The Top500 list is based on a performance yardstick called Linpack, a calculation that represents only some aspects of supercomputer capability. In an effort to create a better benchmark, though, market research firm IDC, along with the Top500 organizers and supercomputer sellers, has created a different list intended to be a more accurate reflection of real-world performance.

The IDC "Balanced Rating" measures parameters such as how fast data can be transferred from one part of the system to another. The Linpack measurement, by comparison, is more a reflection of processor speed and count, which isn't always a reflection of how well a computer can simulate, say, all the physics of a car crash.

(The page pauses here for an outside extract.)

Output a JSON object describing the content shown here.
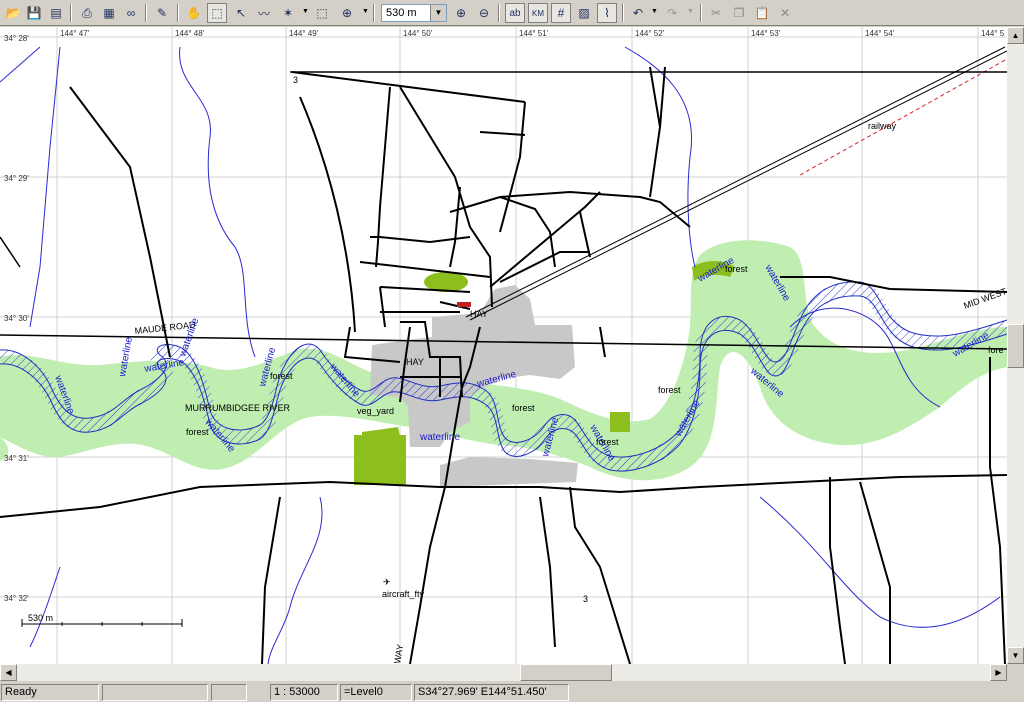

A side-by-side comparison of the two lists' rankings is difficult because IDC groups its rankings into four categories based on price criteria, a factor the Top500 list doesn't include.

Through its $19 billion merger with Compaq Computer, HP now gets credit for some high-ranking systems and has the most on the overall Linpack-based list: 168 machines. IBM, close behind with 164 systems, boasts the largest fraction of the total computing power represented by the entire 500 list: 33.3 percent to HP's 22.2 percent and NEC's 19 percent.

IBM hopes to gain in the supercomputer market, however, and announced two major new customers Thursday. The U.S. Defense Department's Naval Oceanographic Office has purchased a system called Blue Ocean that will link 1,184 processors in 37 p690 servers. The High-Performance Computing Center for North Germany, meanwhile, will buy a p690-based that will be about two-thirds that powerful.

Both these systems would rank in the top four of the current list, as would a National Weather Service system now being installed.

Big Blue is aggressively funding two major types of supercomputer research: first, its expensive Unix servers linked together with a high-speed "SP" switch, and second, larger numbers of less expensive computers using Intel processors and the Linux operating system.

IBM dominates when it comes to systems--called "Beowulf" supercomputers--based on this latter approach. A total of 49 of the Top500 systems are such clusters, with 31 of them built by IBM. But the top-performing Beowulf cluster, a 512-processor machine at the University of Heidelberg in Germany, was built by Megware and uses Advanced Micro Devices processors. It ranks No. 35 on the list.

Beowulf clusters have also given Dell Computer a place on the list. A system with 256 Intel Xeon processors at Sandia National Laboratories, the lab affiliated with the U.S. Department of Energy's National Nuclear Security Administration, ranks at 79. Dell, not known for its engineering prowess, also has two lesser systems on the list.

At the top end of the spectrum, the energy department's nuclear weapons simulation program has underwritten many systems. The program, formerly called the Accelerated Strategic Computing Initiative but now called the Advanced Simulation and Computing (ASC) program, was launched to let computers take on the challenge of testing nuclear weapons without actually exploding them.

The ASC program has funded the systems at Nos. 2, 6, 7, 9, 11, and 15. In addition, the French nuclear weapons program funded the No. 4 machine, and the United Kingdom's nuke program placed its machine at No. 11.

The number of computers that can perform more than 1 trillion calculations per second has risen from 17 to 23.

At the top of the heap, though, is NEC's Earth Simulator, which models climate change, plate tectonics and other phenomena. Occupying roughly four tennis courts' worth of space, the system churns out 35.9 trillion calculations per second, making its performance larger than that of the next 12 systems combined. The Earth Simulator also surpasses the output of the entire 500-computer list from November 1998, the organization said.